“Today the persecution of Falun Gong still continues in China. As of the end of March 2004, 918 Falun Gong practitioners have been confirmed to die from persecution. More than 100,000 Falun Gong practitioners have been detained and imprisoned. Those who openly express and practice their belief are met with tortures, arbitrary arrests and detentions. Forced Labor camps, mental hospitals, state-owned media and the law have been misused as tools of severe human rights violations. Force [sic] labor and selling organs of executed prisoners are still common.”
People should read this report, which is available on the Internet. We can see from it that atrocities are not unique to the Japanese. It’s happening now to the Rohingyans. It’s going on in Syria. Have we forgotten the Cambodian genocide: “The Cambodian genocide … was carried out by the Khmer Rouge (KR) regime led by Pol Pot between 1975 and 1979 in which an estimated 1.5 to 3 million Cambodians died or were killed by the regime.” (Wikipedia) Humans have been acting like this for thousands of years. We humans are a deeply flawed species
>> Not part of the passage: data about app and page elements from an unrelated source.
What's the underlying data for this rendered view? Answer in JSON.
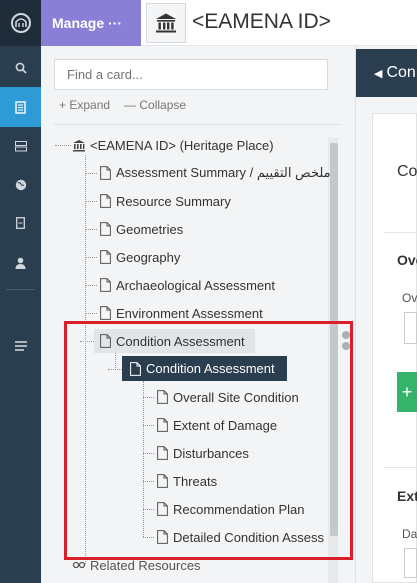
{
  "header": {
    "manage_label": "Manage",
    "manage_dots": "···",
    "resource_title": "<EAMENA ID>"
  },
  "search": {
    "placeholder": "Find a card..."
  },
  "tree_controls": {
    "expand_label": "+ Expand",
    "collapse_label": "— Collapse"
  },
  "tree": {
    "root": "<EAMENA ID> (Heritage Place)",
    "items": [
      "Assessment Summary / ملخص التقييم",
      "Resource Summary",
      "Geometries",
      "Geography",
      "Archaeological Assessment",
      "Environment Assessment"
    ],
    "condition_parent": "Condition Assessment",
    "condition_child": "Condition Assessment",
    "condition_subitems": [
      "Overall Site Condition",
      "Extent of Damage",
      "Disturbances",
      "Threats",
      "Recommendation Plan",
      "Detailed Condition Assess"
    ],
    "related": "Related Resources"
  },
  "right": {
    "bar_label": "Con",
    "card_heading": "Co",
    "section1": "Ove",
    "field1": "Ov",
    "section2": "Ext",
    "field2": "Da"
  },
  "colors": {
    "rail": "#2b3e50",
    "rail_active": "#2f9bd6",
    "manage": "#8a7fd6",
    "selected": "#2b3e50",
    "highlight": "#d81f2a",
    "green": "#35b36a"
  }
}
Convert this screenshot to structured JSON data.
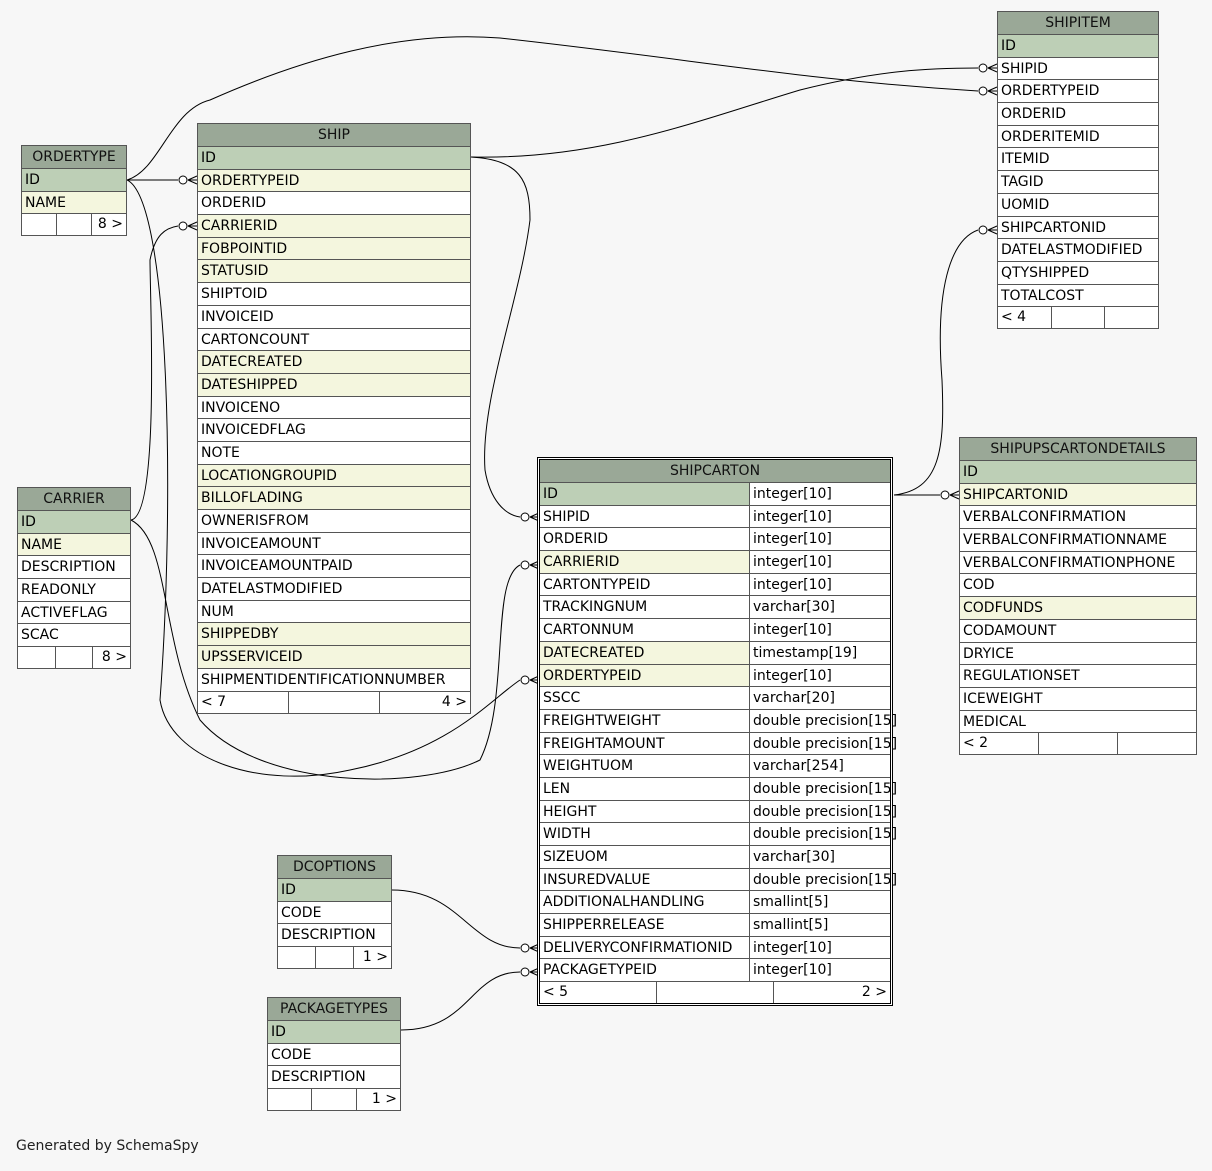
{
  "tables": {
    "shipitem": {
      "title": "SHIPITEM",
      "rows": [
        {
          "name": "ID",
          "kind": "pk"
        },
        {
          "name": "SHIPID",
          "kind": ""
        },
        {
          "name": "ORDERTYPEID",
          "kind": ""
        },
        {
          "name": "ORDERID",
          "kind": ""
        },
        {
          "name": "ORDERITEMID",
          "kind": ""
        },
        {
          "name": "ITEMID",
          "kind": ""
        },
        {
          "name": "TAGID",
          "kind": ""
        },
        {
          "name": "UOMID",
          "kind": ""
        },
        {
          "name": "SHIPCARTONID",
          "kind": ""
        },
        {
          "name": "DATELASTMODIFIED",
          "kind": ""
        },
        {
          "name": "QTYSHIPPED",
          "kind": ""
        },
        {
          "name": "TOTALCOST",
          "kind": ""
        }
      ],
      "footer": [
        "< 4",
        "",
        ""
      ]
    },
    "ordertype": {
      "title": "ORDERTYPE",
      "rows": [
        {
          "name": "ID",
          "kind": "pk"
        },
        {
          "name": "NAME",
          "kind": "fk"
        }
      ],
      "footer": [
        "",
        "",
        "8 >"
      ]
    },
    "ship": {
      "title": "SHIP",
      "rows": [
        {
          "name": "ID",
          "kind": "pk"
        },
        {
          "name": "ORDERTYPEID",
          "kind": "fk"
        },
        {
          "name": "ORDERID",
          "kind": ""
        },
        {
          "name": "CARRIERID",
          "kind": "fk"
        },
        {
          "name": "FOBPOINTID",
          "kind": "fk"
        },
        {
          "name": "STATUSID",
          "kind": "fk"
        },
        {
          "name": "SHIPTOID",
          "kind": ""
        },
        {
          "name": "INVOICEID",
          "kind": ""
        },
        {
          "name": "CARTONCOUNT",
          "kind": ""
        },
        {
          "name": "DATECREATED",
          "kind": "fk"
        },
        {
          "name": "DATESHIPPED",
          "kind": "fk"
        },
        {
          "name": "INVOICENO",
          "kind": ""
        },
        {
          "name": "INVOICEDFLAG",
          "kind": ""
        },
        {
          "name": "NOTE",
          "kind": ""
        },
        {
          "name": "LOCATIONGROUPID",
          "kind": "fk"
        },
        {
          "name": "BILLOFLADING",
          "kind": "fk"
        },
        {
          "name": "OWNERISFROM",
          "kind": ""
        },
        {
          "name": "INVOICEAMOUNT",
          "kind": ""
        },
        {
          "name": "INVOICEAMOUNTPAID",
          "kind": ""
        },
        {
          "name": "DATELASTMODIFIED",
          "kind": ""
        },
        {
          "name": "NUM",
          "kind": ""
        },
        {
          "name": "SHIPPEDBY",
          "kind": "fk"
        },
        {
          "name": "UPSSERVICEID",
          "kind": "fk"
        },
        {
          "name": "SHIPMENTIDENTIFICATIONNUMBER",
          "kind": ""
        }
      ],
      "footer": [
        "< 7",
        "",
        "4 >"
      ]
    },
    "carrier": {
      "title": "CARRIER",
      "rows": [
        {
          "name": "ID",
          "kind": "pk"
        },
        {
          "name": "NAME",
          "kind": "fk"
        },
        {
          "name": "DESCRIPTION",
          "kind": ""
        },
        {
          "name": "READONLY",
          "kind": ""
        },
        {
          "name": "ACTIVEFLAG",
          "kind": ""
        },
        {
          "name": "SCAC",
          "kind": ""
        }
      ],
      "footer": [
        "",
        "",
        "8 >"
      ]
    },
    "shipcarton": {
      "title": "SHIPCARTON",
      "rows": [
        {
          "name": "ID",
          "type": "integer[10]",
          "kind": "pk"
        },
        {
          "name": "SHIPID",
          "type": "integer[10]",
          "kind": ""
        },
        {
          "name": "ORDERID",
          "type": "integer[10]",
          "kind": ""
        },
        {
          "name": "CARRIERID",
          "type": "integer[10]",
          "kind": "fk"
        },
        {
          "name": "CARTONTYPEID",
          "type": "integer[10]",
          "kind": ""
        },
        {
          "name": "TRACKINGNUM",
          "type": "varchar[30]",
          "kind": ""
        },
        {
          "name": "CARTONNUM",
          "type": "integer[10]",
          "kind": ""
        },
        {
          "name": "DATECREATED",
          "type": "timestamp[19]",
          "kind": "fk"
        },
        {
          "name": "ORDERTYPEID",
          "type": "integer[10]",
          "kind": "fk"
        },
        {
          "name": "SSCC",
          "type": "varchar[20]",
          "kind": ""
        },
        {
          "name": "FREIGHTWEIGHT",
          "type": "double precision[15]",
          "kind": ""
        },
        {
          "name": "FREIGHTAMOUNT",
          "type": "double precision[15]",
          "kind": ""
        },
        {
          "name": "WEIGHTUOM",
          "type": "varchar[254]",
          "kind": ""
        },
        {
          "name": "LEN",
          "type": "double precision[15]",
          "kind": ""
        },
        {
          "name": "HEIGHT",
          "type": "double precision[15]",
          "kind": ""
        },
        {
          "name": "WIDTH",
          "type": "double precision[15]",
          "kind": ""
        },
        {
          "name": "SIZEUOM",
          "type": "varchar[30]",
          "kind": ""
        },
        {
          "name": "INSUREDVALUE",
          "type": "double precision[15]",
          "kind": ""
        },
        {
          "name": "ADDITIONALHANDLING",
          "type": "smallint[5]",
          "kind": ""
        },
        {
          "name": "SHIPPERRELEASE",
          "type": "smallint[5]",
          "kind": ""
        },
        {
          "name": "DELIVERYCONFIRMATIONID",
          "type": "integer[10]",
          "kind": ""
        },
        {
          "name": "PACKAGETYPEID",
          "type": "integer[10]",
          "kind": ""
        }
      ],
      "footer": [
        "< 5",
        "",
        "2 >"
      ]
    },
    "shipupscartondetails": {
      "title": "SHIPUPSCARTONDETAILS",
      "rows": [
        {
          "name": "ID",
          "kind": "pk"
        },
        {
          "name": "SHIPCARTONID",
          "kind": "fk"
        },
        {
          "name": "VERBALCONFIRMATION",
          "kind": ""
        },
        {
          "name": "VERBALCONFIRMATIONNAME",
          "kind": ""
        },
        {
          "name": "VERBALCONFIRMATIONPHONE",
          "kind": ""
        },
        {
          "name": "COD",
          "kind": ""
        },
        {
          "name": "CODFUNDS",
          "kind": "fk"
        },
        {
          "name": "CODAMOUNT",
          "kind": ""
        },
        {
          "name": "DRYICE",
          "kind": ""
        },
        {
          "name": "REGULATIONSET",
          "kind": ""
        },
        {
          "name": "ICEWEIGHT",
          "kind": ""
        },
        {
          "name": "MEDICAL",
          "kind": ""
        }
      ],
      "footer": [
        "< 2",
        "",
        ""
      ]
    },
    "dcoptions": {
      "title": "DCOPTIONS",
      "rows": [
        {
          "name": "ID",
          "kind": "pk"
        },
        {
          "name": "CODE",
          "kind": ""
        },
        {
          "name": "DESCRIPTION",
          "kind": ""
        }
      ],
      "footer": [
        "",
        "",
        "1 >"
      ]
    },
    "packagetypes": {
      "title": "PACKAGETYPES",
      "rows": [
        {
          "name": "ID",
          "kind": "pk"
        },
        {
          "name": "CODE",
          "kind": ""
        },
        {
          "name": "DESCRIPTION",
          "kind": ""
        }
      ],
      "footer": [
        "",
        "",
        "1 >"
      ]
    }
  },
  "credit": "Generated by SchemaSpy",
  "colors": {
    "header": "#9aa897",
    "pk": "#bdcfb6",
    "fk": "#f4f6de",
    "background": "#f7f7f7"
  }
}
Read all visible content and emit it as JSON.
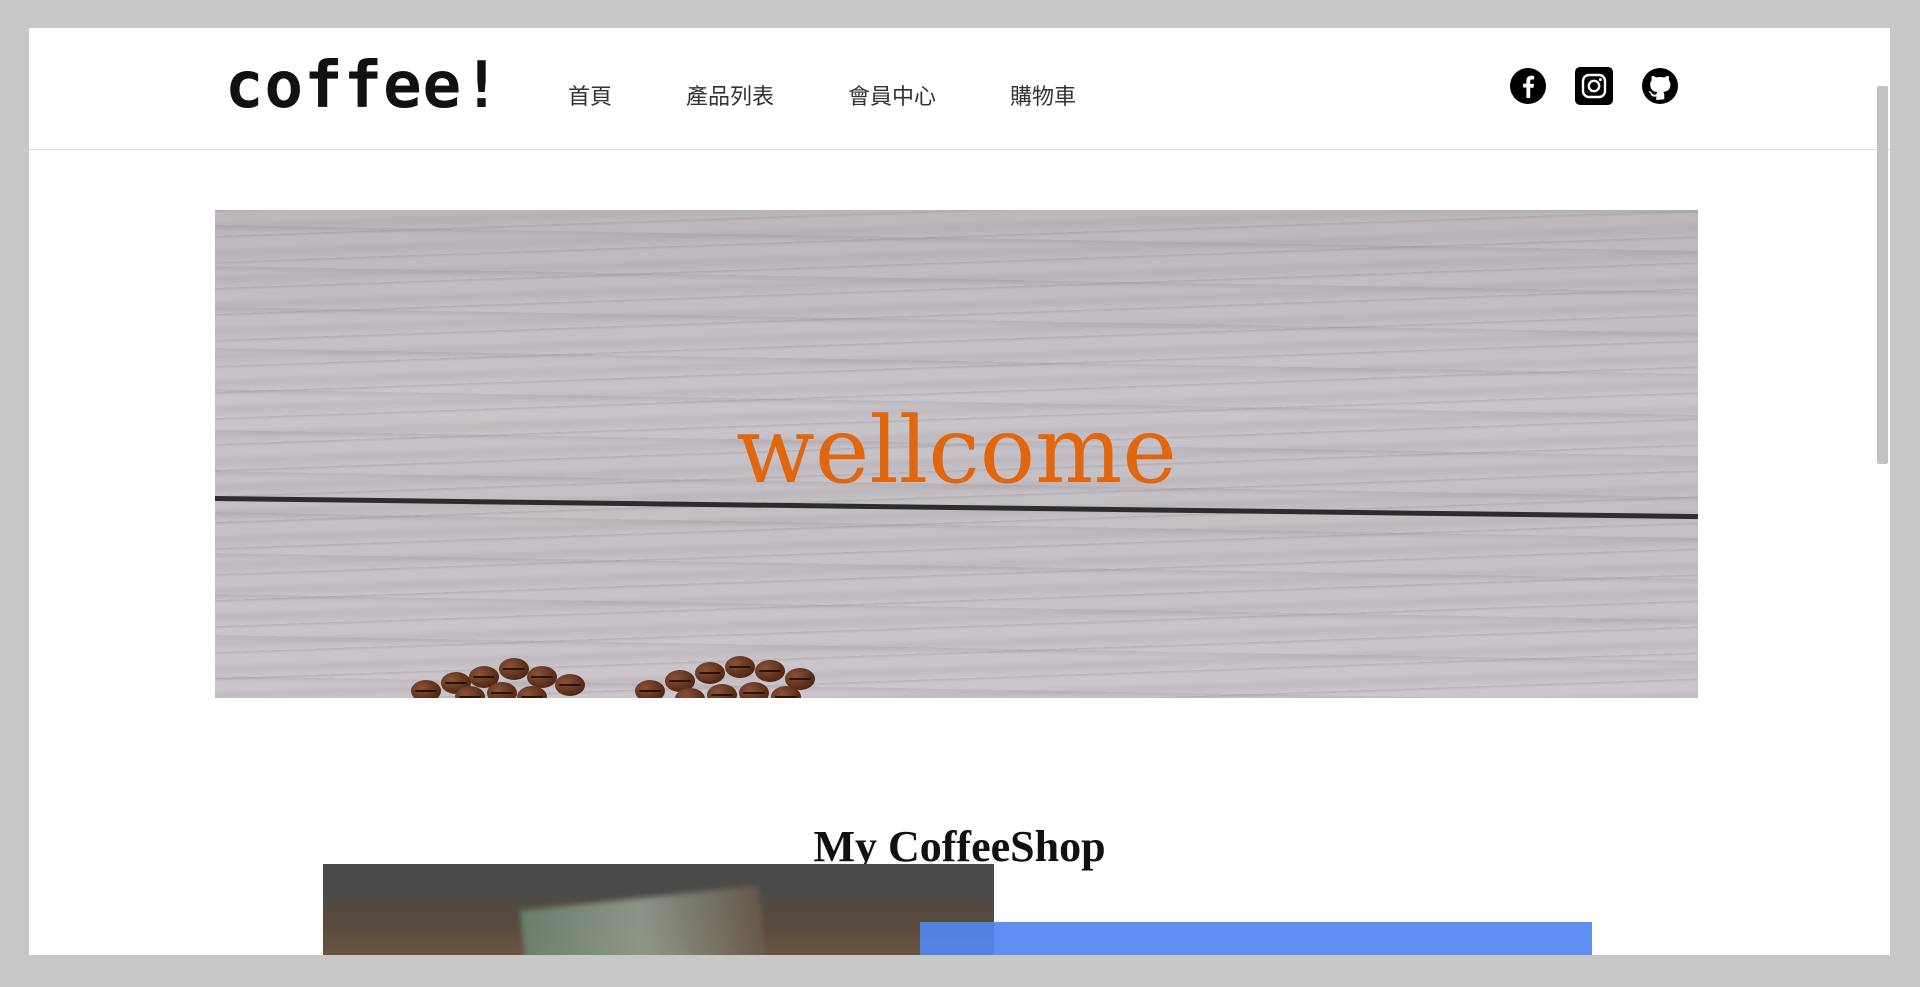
{
  "brand": {
    "logo_text": "coffee!"
  },
  "nav": {
    "links": [
      {
        "label": "首頁"
      },
      {
        "label": "產品列表"
      },
      {
        "label": "會員中心"
      },
      {
        "label": "購物車"
      }
    ]
  },
  "social": {
    "icons": [
      {
        "name": "facebook-icon"
      },
      {
        "name": "instagram-icon"
      },
      {
        "name": "github-icon"
      }
    ]
  },
  "hero": {
    "title": "wellcome"
  },
  "section": {
    "title": "My CoffeeShop"
  },
  "colors": {
    "hero_title": "#e0670f",
    "card_blue": "#5087f0"
  }
}
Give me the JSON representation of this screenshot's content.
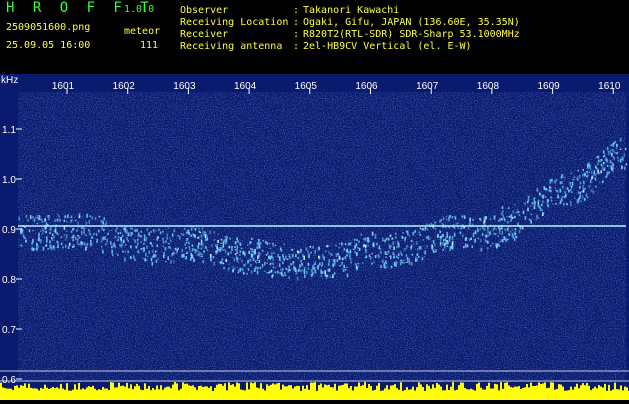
{
  "header": {
    "title": "H R O F F T",
    "version": "1.0.0",
    "filename": "2509051600.png",
    "meteor_label": "meteor",
    "datetime": "25.09.05 16:00",
    "meteor_count": "111",
    "info": [
      {
        "label": "Observer",
        "value": "Takanori Kawachi"
      },
      {
        "label": "Receiving Location",
        "value": "Ogaki, Gifu, JAPAN (136.60E, 35.35N)"
      },
      {
        "label": "Receiver",
        "value": "R820T2(RTL-SDR) SDR-Sharp 53.1000MHz"
      },
      {
        "label": "Receiving antenna",
        "value": "2el-HB9CV Vertical (el. E-W)"
      }
    ]
  },
  "spectrogram": {
    "unit_label": "kHz",
    "time_ticks": [
      "1601",
      "1602",
      "1603",
      "1604",
      "1605",
      "1606",
      "1607",
      "1608",
      "1609",
      "1610"
    ],
    "freq_ticks": [
      "1.1",
      "1.0",
      "0.9",
      "0.8",
      "0.7",
      "0.6"
    ],
    "colors": {
      "background": "#0a1a6e",
      "noise": "#2a5ad0",
      "trace": "#6fd3ff",
      "carrier": "#b8f4ff",
      "level_bars": "#ffff00",
      "axis": "#ffffff"
    }
  }
}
The book, while meriting a four-star award, would have been complete without this final story, in my view. I don’t think it was as well-written as most of the other stories, and it was too overtly political in nature to fit with the rest of the book. I thought “The Regular” and “The Paper Menagerie” were the best of the stories—definitely worth reading. This is a four star work that will both entertain and educate. I recommend it.